Work item =
Repeat the lines below exactly as they appear, but leave out the images.

Source data =
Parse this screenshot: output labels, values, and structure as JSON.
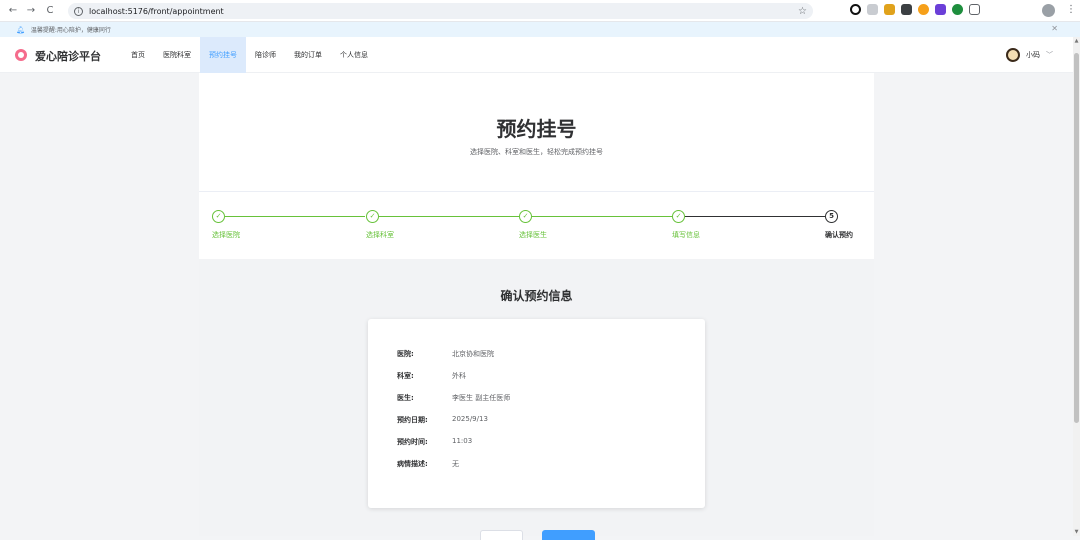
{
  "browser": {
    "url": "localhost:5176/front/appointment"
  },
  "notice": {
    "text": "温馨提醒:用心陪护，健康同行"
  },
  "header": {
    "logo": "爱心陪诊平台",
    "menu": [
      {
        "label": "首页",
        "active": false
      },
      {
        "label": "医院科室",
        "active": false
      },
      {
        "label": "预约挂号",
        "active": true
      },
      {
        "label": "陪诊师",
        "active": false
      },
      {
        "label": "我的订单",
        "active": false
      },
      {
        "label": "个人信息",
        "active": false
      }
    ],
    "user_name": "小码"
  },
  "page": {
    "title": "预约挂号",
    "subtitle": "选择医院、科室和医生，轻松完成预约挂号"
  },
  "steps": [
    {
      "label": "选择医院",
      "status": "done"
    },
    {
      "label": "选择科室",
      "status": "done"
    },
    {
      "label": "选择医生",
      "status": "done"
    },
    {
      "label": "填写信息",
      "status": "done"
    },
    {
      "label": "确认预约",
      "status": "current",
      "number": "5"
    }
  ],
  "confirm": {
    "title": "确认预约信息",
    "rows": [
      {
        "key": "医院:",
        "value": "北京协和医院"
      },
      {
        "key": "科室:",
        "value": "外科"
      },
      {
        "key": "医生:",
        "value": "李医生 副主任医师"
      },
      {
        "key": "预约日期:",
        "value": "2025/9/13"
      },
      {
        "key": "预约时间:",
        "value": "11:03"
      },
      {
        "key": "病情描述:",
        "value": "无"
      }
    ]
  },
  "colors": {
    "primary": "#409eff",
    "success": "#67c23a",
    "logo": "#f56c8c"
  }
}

Answer space =
Parse this screenshot: output labels, values, and structure as JSON.
{
  "browser": {
    "url": "localhost:5176/front/appointment"
  },
  "notice": {
    "text": "温馨提醒:用心陪护，健康同行"
  },
  "header": {
    "logo": "爱心陪诊平台",
    "menu": [
      {
        "label": "首页",
        "active": false
      },
      {
        "label": "医院科室",
        "active": false
      },
      {
        "label": "预约挂号",
        "active": true
      },
      {
        "label": "陪诊师",
        "active": false
      },
      {
        "label": "我的订单",
        "active": false
      },
      {
        "label": "个人信息",
        "active": false
      }
    ],
    "user_name": "小码"
  },
  "page": {
    "title": "预约挂号",
    "subtitle": "选择医院、科室和医生，轻松完成预约挂号"
  },
  "steps": [
    {
      "label": "选择医院",
      "status": "done"
    },
    {
      "label": "选择科室",
      "status": "done"
    },
    {
      "label": "选择医生",
      "status": "done"
    },
    {
      "label": "填写信息",
      "status": "done"
    },
    {
      "label": "确认预约",
      "status": "current",
      "number": "5"
    }
  ],
  "confirm": {
    "title": "确认预约信息",
    "rows": [
      {
        "key": "医院:",
        "value": "北京协和医院"
      },
      {
        "key": "科室:",
        "value": "外科"
      },
      {
        "key": "医生:",
        "value": "李医生 副主任医师"
      },
      {
        "key": "预约日期:",
        "value": "2025/9/13"
      },
      {
        "key": "预约时间:",
        "value": "11:03"
      },
      {
        "key": "病情描述:",
        "value": "无"
      }
    ]
  },
  "colors": {
    "primary": "#409eff",
    "success": "#67c23a",
    "logo": "#f56c8c"
  }
}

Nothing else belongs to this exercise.